Go over the entries below line by line, copying each one that contains the word "background".
INFORMATION Block Start
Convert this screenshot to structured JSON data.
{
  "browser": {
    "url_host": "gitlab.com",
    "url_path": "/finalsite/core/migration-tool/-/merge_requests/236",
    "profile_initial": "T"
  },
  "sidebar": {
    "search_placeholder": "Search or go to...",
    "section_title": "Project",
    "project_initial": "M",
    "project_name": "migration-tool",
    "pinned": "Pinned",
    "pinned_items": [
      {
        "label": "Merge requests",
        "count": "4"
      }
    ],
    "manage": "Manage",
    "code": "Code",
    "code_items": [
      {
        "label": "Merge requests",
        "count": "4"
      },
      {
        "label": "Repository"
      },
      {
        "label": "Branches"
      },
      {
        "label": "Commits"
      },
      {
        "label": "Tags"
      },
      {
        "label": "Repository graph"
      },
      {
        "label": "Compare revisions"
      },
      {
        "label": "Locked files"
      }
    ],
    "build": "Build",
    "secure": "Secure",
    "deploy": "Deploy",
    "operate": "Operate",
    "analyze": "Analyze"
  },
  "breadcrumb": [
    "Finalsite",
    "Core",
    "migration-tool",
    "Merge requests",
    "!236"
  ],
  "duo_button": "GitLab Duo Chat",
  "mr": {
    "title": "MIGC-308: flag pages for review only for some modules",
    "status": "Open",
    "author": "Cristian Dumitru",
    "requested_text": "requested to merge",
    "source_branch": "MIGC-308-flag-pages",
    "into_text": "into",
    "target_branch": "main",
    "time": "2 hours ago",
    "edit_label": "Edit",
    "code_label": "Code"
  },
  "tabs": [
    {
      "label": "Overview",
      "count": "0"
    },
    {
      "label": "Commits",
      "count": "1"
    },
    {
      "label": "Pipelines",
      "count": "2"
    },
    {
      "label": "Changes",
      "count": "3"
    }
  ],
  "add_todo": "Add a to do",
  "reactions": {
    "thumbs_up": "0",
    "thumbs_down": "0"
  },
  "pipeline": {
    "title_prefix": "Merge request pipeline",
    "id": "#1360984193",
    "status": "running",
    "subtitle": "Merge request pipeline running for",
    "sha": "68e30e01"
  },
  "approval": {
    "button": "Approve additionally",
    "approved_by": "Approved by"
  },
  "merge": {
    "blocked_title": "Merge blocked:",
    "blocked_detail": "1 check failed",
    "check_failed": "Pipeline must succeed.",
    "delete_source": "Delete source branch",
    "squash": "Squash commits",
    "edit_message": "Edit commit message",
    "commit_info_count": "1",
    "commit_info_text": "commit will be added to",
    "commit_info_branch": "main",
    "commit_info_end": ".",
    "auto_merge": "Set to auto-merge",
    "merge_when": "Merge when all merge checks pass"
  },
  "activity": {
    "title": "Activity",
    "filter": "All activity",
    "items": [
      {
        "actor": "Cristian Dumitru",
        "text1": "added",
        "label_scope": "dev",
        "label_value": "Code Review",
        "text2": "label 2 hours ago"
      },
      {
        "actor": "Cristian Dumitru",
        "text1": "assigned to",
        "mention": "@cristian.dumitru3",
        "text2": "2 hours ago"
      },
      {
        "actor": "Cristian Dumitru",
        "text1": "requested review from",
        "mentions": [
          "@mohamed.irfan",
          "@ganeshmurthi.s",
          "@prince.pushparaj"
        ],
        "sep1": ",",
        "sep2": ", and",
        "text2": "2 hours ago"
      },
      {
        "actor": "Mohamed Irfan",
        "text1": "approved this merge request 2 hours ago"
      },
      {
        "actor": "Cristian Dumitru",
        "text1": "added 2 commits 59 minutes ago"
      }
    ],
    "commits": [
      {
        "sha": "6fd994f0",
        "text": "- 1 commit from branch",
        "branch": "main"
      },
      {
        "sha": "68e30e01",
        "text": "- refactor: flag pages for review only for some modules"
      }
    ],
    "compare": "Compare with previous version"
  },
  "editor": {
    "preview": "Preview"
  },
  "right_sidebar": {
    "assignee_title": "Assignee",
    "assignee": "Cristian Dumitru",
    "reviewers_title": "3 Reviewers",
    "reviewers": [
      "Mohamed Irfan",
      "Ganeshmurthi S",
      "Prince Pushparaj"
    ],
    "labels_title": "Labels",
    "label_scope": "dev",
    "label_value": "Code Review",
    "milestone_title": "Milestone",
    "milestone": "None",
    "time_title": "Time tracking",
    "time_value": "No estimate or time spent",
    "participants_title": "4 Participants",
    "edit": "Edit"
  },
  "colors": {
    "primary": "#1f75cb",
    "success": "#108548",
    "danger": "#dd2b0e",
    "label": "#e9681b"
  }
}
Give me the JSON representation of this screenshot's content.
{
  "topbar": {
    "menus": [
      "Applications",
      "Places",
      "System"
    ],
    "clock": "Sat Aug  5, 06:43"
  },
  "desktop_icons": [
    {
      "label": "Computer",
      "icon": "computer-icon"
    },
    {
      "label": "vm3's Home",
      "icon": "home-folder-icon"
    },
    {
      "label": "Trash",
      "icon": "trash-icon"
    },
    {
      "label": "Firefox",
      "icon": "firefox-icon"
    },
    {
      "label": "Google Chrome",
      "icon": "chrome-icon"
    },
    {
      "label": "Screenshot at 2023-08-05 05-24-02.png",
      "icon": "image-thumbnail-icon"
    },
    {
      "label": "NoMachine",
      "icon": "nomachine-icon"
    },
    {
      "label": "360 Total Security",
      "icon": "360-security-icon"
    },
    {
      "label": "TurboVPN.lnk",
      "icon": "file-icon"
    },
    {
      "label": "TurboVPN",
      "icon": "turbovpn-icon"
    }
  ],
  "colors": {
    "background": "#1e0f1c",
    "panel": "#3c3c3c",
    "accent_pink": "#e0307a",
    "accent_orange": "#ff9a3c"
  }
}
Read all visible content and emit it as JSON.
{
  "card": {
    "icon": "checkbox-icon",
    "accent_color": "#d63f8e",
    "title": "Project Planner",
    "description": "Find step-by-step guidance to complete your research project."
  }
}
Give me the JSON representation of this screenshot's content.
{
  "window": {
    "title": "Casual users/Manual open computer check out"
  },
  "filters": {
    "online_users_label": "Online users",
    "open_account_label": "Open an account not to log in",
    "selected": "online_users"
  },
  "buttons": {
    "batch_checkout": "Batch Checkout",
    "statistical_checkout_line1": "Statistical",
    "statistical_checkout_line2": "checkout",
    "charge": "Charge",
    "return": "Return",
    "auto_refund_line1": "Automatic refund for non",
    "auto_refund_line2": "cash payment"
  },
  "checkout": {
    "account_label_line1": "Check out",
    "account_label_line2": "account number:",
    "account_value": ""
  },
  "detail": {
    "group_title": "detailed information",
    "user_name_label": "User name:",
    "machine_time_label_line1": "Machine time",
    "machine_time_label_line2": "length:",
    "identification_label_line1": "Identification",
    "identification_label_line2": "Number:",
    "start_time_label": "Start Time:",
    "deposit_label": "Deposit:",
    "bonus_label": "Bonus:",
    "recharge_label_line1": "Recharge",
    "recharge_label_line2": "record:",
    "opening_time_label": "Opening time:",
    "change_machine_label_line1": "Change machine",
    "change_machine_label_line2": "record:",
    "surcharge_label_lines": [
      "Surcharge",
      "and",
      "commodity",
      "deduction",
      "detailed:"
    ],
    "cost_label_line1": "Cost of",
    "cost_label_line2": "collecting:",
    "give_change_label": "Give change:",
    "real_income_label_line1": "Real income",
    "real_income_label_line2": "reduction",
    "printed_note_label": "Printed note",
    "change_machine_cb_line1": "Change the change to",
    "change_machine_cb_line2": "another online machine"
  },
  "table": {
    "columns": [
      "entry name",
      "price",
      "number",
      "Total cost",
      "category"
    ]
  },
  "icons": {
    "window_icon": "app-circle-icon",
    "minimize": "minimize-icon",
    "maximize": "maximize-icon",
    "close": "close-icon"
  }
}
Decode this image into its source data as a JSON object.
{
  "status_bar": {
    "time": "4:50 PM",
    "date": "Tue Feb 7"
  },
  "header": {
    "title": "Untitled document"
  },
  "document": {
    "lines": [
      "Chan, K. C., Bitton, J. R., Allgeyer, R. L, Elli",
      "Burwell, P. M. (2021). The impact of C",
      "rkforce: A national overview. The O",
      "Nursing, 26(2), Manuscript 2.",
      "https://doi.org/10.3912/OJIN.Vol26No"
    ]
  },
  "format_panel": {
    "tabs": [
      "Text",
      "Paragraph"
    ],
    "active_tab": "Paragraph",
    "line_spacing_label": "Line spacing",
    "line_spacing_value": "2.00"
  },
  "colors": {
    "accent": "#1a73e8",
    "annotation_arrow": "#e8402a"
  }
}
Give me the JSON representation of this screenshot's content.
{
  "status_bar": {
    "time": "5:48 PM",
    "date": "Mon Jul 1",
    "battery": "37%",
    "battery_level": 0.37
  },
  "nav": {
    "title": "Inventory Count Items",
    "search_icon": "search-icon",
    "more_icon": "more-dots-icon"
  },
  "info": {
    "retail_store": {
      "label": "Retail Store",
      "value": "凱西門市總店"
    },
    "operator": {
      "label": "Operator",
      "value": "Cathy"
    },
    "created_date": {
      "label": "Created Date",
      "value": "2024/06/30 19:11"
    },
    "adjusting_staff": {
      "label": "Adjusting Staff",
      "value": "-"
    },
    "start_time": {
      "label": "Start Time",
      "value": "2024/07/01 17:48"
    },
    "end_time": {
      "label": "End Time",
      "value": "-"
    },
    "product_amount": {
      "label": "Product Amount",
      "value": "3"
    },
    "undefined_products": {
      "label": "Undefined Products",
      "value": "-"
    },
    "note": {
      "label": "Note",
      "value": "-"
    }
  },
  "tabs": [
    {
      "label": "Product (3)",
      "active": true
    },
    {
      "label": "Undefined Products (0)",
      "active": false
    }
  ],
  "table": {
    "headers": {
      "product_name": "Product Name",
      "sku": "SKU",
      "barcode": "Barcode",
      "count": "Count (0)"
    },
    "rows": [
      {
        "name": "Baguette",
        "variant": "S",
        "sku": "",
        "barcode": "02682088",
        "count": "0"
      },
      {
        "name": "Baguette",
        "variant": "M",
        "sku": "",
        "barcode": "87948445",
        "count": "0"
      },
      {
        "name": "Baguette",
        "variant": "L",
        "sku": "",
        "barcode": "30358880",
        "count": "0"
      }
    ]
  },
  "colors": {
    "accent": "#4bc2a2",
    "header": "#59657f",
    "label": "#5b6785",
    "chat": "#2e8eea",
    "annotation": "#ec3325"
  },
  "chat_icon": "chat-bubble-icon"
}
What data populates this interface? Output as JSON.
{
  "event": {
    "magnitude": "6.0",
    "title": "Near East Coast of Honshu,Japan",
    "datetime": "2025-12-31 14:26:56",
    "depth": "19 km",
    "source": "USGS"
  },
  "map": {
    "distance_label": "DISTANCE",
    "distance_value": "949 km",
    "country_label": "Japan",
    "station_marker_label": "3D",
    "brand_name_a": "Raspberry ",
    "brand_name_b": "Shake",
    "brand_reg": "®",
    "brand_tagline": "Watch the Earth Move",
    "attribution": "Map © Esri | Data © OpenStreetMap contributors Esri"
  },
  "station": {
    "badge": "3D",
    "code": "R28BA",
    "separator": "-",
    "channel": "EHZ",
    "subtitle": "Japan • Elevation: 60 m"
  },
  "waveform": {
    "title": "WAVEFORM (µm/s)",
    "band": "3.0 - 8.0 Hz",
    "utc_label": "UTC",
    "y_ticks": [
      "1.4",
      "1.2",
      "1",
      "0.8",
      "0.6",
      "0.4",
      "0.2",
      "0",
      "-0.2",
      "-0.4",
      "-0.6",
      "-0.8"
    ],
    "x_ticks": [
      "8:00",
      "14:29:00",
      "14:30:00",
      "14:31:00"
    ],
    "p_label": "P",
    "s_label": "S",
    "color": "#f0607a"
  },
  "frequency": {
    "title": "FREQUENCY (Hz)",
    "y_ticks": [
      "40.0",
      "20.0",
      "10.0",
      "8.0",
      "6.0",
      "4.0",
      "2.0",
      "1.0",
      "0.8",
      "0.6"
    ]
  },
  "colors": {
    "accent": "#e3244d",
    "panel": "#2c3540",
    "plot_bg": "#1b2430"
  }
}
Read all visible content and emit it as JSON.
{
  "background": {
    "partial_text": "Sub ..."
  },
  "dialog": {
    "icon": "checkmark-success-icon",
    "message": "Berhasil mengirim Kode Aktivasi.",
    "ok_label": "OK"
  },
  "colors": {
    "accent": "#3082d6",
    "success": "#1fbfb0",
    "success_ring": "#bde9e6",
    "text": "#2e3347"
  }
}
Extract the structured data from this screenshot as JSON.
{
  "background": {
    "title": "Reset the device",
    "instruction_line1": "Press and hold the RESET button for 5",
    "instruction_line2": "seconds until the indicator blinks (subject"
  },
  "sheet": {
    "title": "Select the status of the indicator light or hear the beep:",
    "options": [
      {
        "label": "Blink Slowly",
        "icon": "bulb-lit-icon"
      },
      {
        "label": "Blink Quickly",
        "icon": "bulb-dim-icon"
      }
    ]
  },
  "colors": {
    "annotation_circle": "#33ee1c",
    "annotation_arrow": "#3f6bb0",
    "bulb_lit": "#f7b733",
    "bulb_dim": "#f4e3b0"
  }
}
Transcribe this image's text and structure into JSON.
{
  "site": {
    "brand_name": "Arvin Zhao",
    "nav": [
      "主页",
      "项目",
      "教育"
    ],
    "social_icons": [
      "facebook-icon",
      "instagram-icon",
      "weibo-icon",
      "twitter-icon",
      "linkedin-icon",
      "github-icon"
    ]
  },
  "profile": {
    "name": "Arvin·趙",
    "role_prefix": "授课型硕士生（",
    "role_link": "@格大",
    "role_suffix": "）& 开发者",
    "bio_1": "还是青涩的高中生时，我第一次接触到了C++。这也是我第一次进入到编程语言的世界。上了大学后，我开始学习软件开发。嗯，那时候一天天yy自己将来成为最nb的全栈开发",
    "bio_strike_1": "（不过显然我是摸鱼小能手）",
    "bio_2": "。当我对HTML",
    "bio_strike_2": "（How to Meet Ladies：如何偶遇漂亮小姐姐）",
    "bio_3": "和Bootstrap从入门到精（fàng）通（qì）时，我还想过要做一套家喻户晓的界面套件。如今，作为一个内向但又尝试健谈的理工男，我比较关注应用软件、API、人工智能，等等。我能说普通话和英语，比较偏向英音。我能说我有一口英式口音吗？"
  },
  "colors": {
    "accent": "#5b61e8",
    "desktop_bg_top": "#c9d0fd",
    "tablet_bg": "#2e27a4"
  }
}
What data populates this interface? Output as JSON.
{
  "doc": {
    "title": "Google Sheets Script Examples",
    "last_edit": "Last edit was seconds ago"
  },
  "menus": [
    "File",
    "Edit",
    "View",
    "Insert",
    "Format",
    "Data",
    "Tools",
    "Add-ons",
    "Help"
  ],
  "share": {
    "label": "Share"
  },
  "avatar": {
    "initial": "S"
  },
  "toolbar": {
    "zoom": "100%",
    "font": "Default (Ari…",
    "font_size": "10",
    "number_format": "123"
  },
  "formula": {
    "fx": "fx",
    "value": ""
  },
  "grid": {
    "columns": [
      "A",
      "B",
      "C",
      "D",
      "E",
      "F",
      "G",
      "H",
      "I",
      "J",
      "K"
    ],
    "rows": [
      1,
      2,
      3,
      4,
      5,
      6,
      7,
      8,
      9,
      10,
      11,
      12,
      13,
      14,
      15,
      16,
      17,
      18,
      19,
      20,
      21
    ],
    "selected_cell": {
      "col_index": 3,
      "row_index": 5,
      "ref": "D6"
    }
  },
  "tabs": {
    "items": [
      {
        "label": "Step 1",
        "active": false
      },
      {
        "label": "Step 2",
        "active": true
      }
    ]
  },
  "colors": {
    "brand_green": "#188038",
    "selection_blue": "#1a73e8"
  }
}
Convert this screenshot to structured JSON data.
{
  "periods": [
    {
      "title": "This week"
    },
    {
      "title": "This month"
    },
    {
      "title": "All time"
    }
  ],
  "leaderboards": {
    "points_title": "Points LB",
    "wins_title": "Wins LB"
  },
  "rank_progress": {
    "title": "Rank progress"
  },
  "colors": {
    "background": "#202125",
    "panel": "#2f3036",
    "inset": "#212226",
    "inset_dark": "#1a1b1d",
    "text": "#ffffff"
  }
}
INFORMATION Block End
> _TASK SOLUTION_:
    "background": "#1e0f1c",
  "background": {
  "background": {
    "background": "#202125",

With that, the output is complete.